Hunt through the lines below for the string "Apakongas" and copy each one that has it.

Page and application data records

↓↓↓

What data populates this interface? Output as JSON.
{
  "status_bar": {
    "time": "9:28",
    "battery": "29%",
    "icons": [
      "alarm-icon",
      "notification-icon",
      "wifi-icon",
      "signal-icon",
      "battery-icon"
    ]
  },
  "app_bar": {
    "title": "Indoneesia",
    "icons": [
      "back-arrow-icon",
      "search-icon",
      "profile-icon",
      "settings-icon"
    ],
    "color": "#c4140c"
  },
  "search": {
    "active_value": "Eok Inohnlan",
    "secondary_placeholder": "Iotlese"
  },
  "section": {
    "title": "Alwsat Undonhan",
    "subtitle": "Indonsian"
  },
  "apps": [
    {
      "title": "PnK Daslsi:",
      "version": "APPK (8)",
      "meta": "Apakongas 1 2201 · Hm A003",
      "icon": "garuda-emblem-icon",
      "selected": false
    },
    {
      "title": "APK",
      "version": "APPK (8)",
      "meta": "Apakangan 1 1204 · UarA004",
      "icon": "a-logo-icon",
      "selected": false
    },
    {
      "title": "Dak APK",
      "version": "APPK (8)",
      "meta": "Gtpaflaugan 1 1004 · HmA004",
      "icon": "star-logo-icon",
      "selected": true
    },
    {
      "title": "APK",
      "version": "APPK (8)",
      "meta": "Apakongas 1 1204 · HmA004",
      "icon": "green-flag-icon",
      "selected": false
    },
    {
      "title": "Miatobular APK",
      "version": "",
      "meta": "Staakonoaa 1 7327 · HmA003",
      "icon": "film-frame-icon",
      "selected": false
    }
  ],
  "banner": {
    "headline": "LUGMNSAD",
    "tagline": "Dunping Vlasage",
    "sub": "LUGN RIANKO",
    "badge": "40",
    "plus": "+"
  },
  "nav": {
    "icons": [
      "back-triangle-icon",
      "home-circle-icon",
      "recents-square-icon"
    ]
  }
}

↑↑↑

• Answer to this problem:
      "meta": "Apakongas 1 2201 · Hm A003",
      "meta": "Apakongas 1 1204 · HmA004",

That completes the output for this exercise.